Heather O’Neill is an Emmy and Peabody Award-winning journalist and documentary filmmaker. She produced “Help Us Find Sunil Tripathi,” which screened at the Hot Docs International Film Festival and other festivals around the world. O’Neill directed and produced over twenty documentaries with the “CNN Presents” series. She also directed and produced CNN’s “Planet in Peril” series and produced Christiane Amanpour’s award-winning film “Generation Islam.”
“No Ordinary Life” is screening at the 2021 Tribeca Film Festival, which is taking place June 9-20.
W&H: Describe the film for us in your own words.
HO: In a field dominated by men, five pioneering camerawomen went to the frontlines of wars, disasters, and revolutions to find the truth. As colorful as they were accomplished, these women made their mark by capturing some of the most iconic images, from Tiananmen Square to the Arab Spring uprising — but the world doesn’t know it was women behind the camera.
In the midst of unfolding chaos, the pictures they took both shocked and informed the world. The narrative of the film is driven by the events these women covered, woven with their own personal stories behind the camera, as each woman is transformed by her experiences.
But the stories they shared with the world don’t reveal what they had to overcome: sexism, skepticism, physical and emotional strain, and the trauma of what they witnessed and went through.
W&H: What drew you to this story?
HO: I knew four of the camerawomen featured in our film and for years I’ve wanted to tell their story. I wanted to make a film that allowed the audience to be immersed in the experience of being behind the camera — the sound, the signs, the reading of faces, the split-second decisions, and their sense of what was about to unfold.
These women believed in themselves and transcended the boundaries of gender. They were unstoppable.
W&H: What do you want people to think about after they watch the film?
HO: I want viewers to think that there is great value in telling women’s stories. A film about five strong, accomplished camerawomen has the potential to transform existing beliefs about the power of women. There has also been a lot discounting and derision of journalism recently, and this film sends a powerful message about the importance of journalists.
W&H: What was the biggest challenge in making the film?
HO: It was challenging at times to get our characters to fully open up and talk about themselves. I think it was a combination of humility and a hesitance to talk about how they processed the trauma that they witnessed or experienced. Over the course of filming, I wondered if I was instead telling a story about a group of men, if they would have been reluctant in that way?
W&H: How did you get your film funded? Share some insights into how you got the film made.

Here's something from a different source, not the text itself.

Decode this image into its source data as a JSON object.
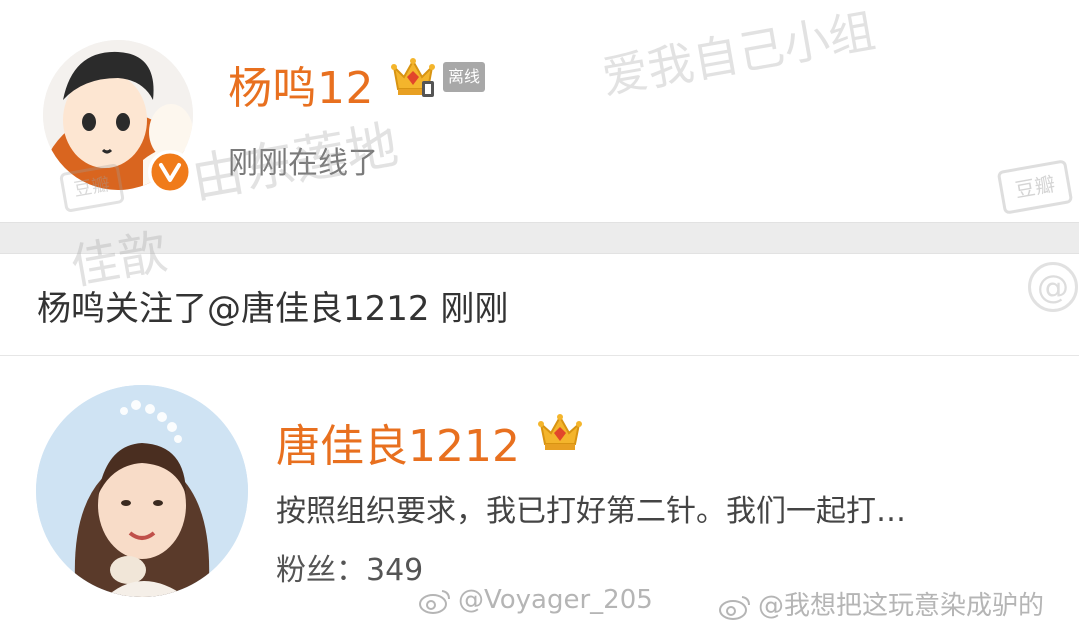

HO: I have been making documentaries for years, but this was my first feature doc as a director. We self-funded for the first year, as I knew we had to come up with a proof of concept for the film. Over the next two years, I applied for every grant whose mission aligned with our story and got a long series of nos.
By some stroke of alchemy, I was awarded a grant from the Helen Gurley Brown Foundation. It’s not something you can apply for, so I am very grateful that they discovered our story and decided to support a female director.
W&H: What inspired you to become a filmmaker?
HO: I have always loved documentaries. I knew the minute I picked up a Hi8 camera in college that I wanted to tell stories visually.
W&H: What’s the best and worst advice you’ve received?
HO: The best advice I ever got was from a female director when I was a young producer: “Don’t let anyone make you feel like you don’t belong here.”
The worst advice was from a male producer: “Perhaps you should speak up less.” I can’t say here what I told him.
W&H: What advice do you have for other women directors?
HO: Make your film. Don’t wait for permission. Focus, put the work in, and you will find a way forward.
W&H: Name your favorite woman-directed film and why?
HO: That’s a tough question! I loved Sophia Nahli Allison’s film “A Love Song for Latasha.” It is a beautiful and heartbreaking story that is presented in such an imaginative way. I can’t wait to see what she does next.
Another favorite documentary is “Speed Sisters,” directed by Amber Fares. It’s a film about the first all-woman race car driving team in the Middle East. The characters are so engaging, and you follow them along their journey as they compete in a male-dominated field.
Kim Longinotto is a brilliant director, and her characters are incredibly vivid storytellers on their own. “Dreamcatcher” is one of the best films I’ve ever seen.
W&H: How are you adjusting to life during the COVID-19 pandemic? Are you keeping creative, and if so, how?
HO: Luckily, most of the film was shot before the pandemic. We spent the time in lockdown editing, and I was able to collaborate seamlessly with my editor using Frame.io.
W&H: The film industry has a long history of underrepresenting people of color onscreen and behind the scenes and reinforcing — and creating — negative stereotypes. What actions do you think need to be taken to make Hollywood and/or the doc world more inclusive?
HO: I am hopeful that the doc world is beginning to change. We are all seeing new partnerships and production companies whose mission is to support female and filmmakers of color.
But one harsh reality of the doc world is the lack of women and people of color as sales agents and distributors. These are the key decision makers. A more inclusive business side would be a positive step forward.